__What to do__.
Type out every line of the data again, exactly.

__Extracted entries__.
============================================================
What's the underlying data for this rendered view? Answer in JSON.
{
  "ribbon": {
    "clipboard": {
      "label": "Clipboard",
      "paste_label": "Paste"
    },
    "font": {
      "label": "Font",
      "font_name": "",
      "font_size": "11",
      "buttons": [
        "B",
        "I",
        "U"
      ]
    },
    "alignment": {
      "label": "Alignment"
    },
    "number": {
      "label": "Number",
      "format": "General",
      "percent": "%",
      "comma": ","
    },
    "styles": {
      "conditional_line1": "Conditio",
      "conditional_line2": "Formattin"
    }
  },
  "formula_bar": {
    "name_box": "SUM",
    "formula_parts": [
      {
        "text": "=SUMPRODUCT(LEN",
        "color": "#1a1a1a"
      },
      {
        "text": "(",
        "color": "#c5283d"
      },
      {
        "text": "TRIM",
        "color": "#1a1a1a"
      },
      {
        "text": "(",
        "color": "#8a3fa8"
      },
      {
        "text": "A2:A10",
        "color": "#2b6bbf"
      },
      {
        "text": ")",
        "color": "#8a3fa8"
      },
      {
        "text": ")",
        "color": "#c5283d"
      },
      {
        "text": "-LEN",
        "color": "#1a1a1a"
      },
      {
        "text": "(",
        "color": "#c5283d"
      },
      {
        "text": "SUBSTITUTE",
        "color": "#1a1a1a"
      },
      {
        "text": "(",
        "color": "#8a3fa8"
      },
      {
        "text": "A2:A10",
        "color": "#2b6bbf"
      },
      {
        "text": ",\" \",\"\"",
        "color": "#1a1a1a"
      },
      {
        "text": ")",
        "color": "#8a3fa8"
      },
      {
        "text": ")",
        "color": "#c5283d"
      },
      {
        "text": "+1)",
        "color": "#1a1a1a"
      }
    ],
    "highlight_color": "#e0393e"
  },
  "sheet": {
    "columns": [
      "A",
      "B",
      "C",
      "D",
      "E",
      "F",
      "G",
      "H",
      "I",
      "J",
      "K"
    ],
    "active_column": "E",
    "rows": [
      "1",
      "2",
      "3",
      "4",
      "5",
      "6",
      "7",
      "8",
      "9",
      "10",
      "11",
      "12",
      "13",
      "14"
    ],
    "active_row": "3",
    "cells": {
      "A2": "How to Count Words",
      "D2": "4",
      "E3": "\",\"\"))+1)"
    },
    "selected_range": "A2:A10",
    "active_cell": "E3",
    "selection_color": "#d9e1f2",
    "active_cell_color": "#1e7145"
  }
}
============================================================
__Exercise response__.
What's the underlying data for this rendered view? Answer in JSON.
{
  "ribbon": {
    "clipboard": {
      "label": "Clipboard",
      "paste_label": "Paste"
    },
    "font": {
      "label": "Font",
      "font_name": "",
      "font_size": "11",
      "buttons": [
        "B",
        "I",
        "U"
      ]
    },
    "alignment": {
      "label": "Alignment"
    },
    "number": {
      "label": "Number",
      "format": "General",
      "percent": "%",
      "comma": ","
    },
    "styles": {
      "conditional_line1": "Conditio",
      "conditional_line2": "Formattin"
    }
  },
  "formula_bar": {
    "name_box": "SUM",
    "formula_parts": [
      {
        "text": "=SUMPRODUCT(LEN",
        "color": "#1a1a1a"
      },
      {
        "text": "(",
        "color": "#c5283d"
      },
      {
        "text": "TRIM",
        "color": "#1a1a1a"
      },
      {
        "text": "(",
        "color": "#8a3fa8"
      },
      {
        "text": "A2:A10",
        "color": "#2b6bbf"
      },
      {
        "text": ")",
        "color": "#8a3fa8"
      },
      {
        "text": ")",
        "color": "#c5283d"
      },
      {
        "text": "-LEN",
        "color": "#1a1a1a"
      },
      {
        "text": "(",
        "color": "#c5283d"
      },
      {
        "text": "SUBSTITUTE",
        "color": "#1a1a1a"
      },
      {
        "text": "(",
        "color": "#8a3fa8"
      },
      {
        "text": "A2:A10",
        "color": "#2b6bbf"
      },
      {
        "text": ",\" \",\"\"",
        "color": "#1a1a1a"
      },
      {
        "text": ")",
        "color": "#8a3fa8"
      },
      {
        "text": ")",
        "color": "#c5283d"
      },
      {
        "text": "+1)",
        "color": "#1a1a1a"
      }
    ],
    "highlight_color": "#e0393e"
  },
  "sheet": {
    "columns": [
      "A",
      "B",
      "C",
      "D",
      "E",
      "F",
      "G",
      "H",
      "I",
      "J",
      "K"
    ],
    "active_column": "E",
    "rows": [
      "1",
      "2",
      "3",
      "4",
      "5",
      "6",
      "7",
      "8",
      "9",
      "10",
      "11",
      "12",
      "13",
      "14"
    ],
    "active_row": "3",
    "cells": {
      "A2": "How to Count Words",
      "D2": "4",
      "E3": "\",\"\"))+1)"
    },
    "selected_range": "A2:A10",
    "active_cell": "E3",
    "selection_color": "#d9e1f2",
    "active_cell_color": "#1e7145"
  }
}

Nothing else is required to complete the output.